Powell himself served in the George W. Bush administration and would not reject Gov. Romney for president simply because of mistakes made by others in that administration. But as he explained to Joe Scarborough following his endorsement he is concerned not only by foreign policy pronouncements made by the candidate, (“the Russian Federation is our number 1 geostrategic threat”) but also by the national security team that Gov. Romney has assembled—specifically the reliance on neocons.
Over the years we as a nation have been blessed by generations of military leaders like Powell who will do everything required to accomplish the mission to which they are assigned but who will be no less vigorous in doing everything possible to protect the lives and the well-being of those who are sent into harm’s way under their command.
The most notable neocons of the Bush administration fail that standard on two counts. Wolfowitz, along with the under secretary of defense for policy at that time, Douglas Feith, assistant secretary of defense for international security affairs, Peter Rodman, their allies in the White House, Vice President Richard Cheney and his staff, led by Lewis “Scooter” Libby and David Addington, National Security Council staffer Elliott Abrams, as well as Under Secretary of State for Arms Control and International Strategy John Bolton were all known for their inordinate reliance on the use of military force as the favored solution to almost any international problem—including ones that might have been resolved without the use of force.
But they were also known for their unwillingness to personally carry that burden. None of the individuals mentioned above ever wore a uniform. Most petitioned for numerous deferments—in Cheney’s case five times. But the most disturbing aspect of these men was the apparent disregard they exhibited for the life and limb of those who did serve. That was exhibited not just by the reckless pretense under which they launched the war in Iraq but by the absence of planning for the post invasion phase of the operation (the phase in which more than 96 percent of the lives were lost and 98 percent of the nonfatal casualties were suffered) and the slowness with which they supplied the troops with lifesaving equipment for many months after it became apparent that we were locked into a long-term occupation.

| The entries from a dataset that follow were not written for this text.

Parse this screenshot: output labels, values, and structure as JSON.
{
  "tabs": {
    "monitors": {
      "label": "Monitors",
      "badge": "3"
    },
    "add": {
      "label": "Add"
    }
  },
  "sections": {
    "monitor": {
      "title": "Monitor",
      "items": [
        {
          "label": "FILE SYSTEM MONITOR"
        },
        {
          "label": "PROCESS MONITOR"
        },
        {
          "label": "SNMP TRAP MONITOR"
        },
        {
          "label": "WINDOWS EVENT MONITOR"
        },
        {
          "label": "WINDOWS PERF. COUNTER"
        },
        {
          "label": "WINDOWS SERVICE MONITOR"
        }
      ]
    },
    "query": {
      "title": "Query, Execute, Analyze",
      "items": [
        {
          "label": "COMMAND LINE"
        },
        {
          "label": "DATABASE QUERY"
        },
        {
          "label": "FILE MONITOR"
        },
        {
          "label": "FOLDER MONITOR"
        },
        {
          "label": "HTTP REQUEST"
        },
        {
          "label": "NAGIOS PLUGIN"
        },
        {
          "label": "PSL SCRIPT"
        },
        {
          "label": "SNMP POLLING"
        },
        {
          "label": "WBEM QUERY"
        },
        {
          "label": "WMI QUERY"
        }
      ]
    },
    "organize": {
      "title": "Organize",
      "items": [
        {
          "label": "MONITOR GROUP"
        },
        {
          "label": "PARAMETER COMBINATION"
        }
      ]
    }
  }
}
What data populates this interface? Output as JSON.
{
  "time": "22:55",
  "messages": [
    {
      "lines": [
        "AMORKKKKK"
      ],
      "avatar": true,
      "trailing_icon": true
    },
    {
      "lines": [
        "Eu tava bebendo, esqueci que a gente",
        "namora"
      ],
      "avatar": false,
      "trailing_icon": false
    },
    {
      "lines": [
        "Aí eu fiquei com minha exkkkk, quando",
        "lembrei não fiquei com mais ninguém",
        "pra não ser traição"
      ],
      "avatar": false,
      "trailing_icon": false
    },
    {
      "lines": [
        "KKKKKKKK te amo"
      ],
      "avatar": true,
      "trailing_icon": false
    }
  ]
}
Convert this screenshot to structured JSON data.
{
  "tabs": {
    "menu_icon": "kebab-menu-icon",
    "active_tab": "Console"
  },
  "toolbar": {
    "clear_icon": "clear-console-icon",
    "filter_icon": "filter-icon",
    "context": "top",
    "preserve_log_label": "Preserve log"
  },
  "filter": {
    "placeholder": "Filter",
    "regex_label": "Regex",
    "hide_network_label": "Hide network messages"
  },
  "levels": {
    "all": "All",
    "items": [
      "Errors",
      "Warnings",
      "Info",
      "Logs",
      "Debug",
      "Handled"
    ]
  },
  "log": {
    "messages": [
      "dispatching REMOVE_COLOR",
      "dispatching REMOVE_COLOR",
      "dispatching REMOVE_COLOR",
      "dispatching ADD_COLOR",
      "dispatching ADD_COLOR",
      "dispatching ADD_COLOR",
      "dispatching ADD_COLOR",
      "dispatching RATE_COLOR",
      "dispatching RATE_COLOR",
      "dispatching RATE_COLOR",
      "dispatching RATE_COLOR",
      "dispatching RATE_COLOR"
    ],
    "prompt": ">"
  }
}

So when Colin Powell or other military leaders look at the Romney campaign and find that more than a third of the national security advisors come from a single conservative think tank, Project for a New American Century, the think tank generally considered the heartbeat of neoconservative movement, and when they read complaints by members of the Romney national security team that the candidate only listens to John Bolton, widely considered the most extreme and ideological of the neocons surrounding the candidate, maybe they fear a disastrous replay of the past decade, in which thousands of young soldiers went to an early grave in the name of bad planning, misinformation, inept management, and all of the other things that are the legacy of the Romney national security team.
Maybe they have a reaction to this cast of characters that is similar to mine. They are not simply dangerous but in the shadow of those who have sacrificed so much for the well-being of their country and their fellow war fighters they are also profoundly repugnant.
Scott Lilly is a Senior Fellow at the Center for American Progress Action Fund.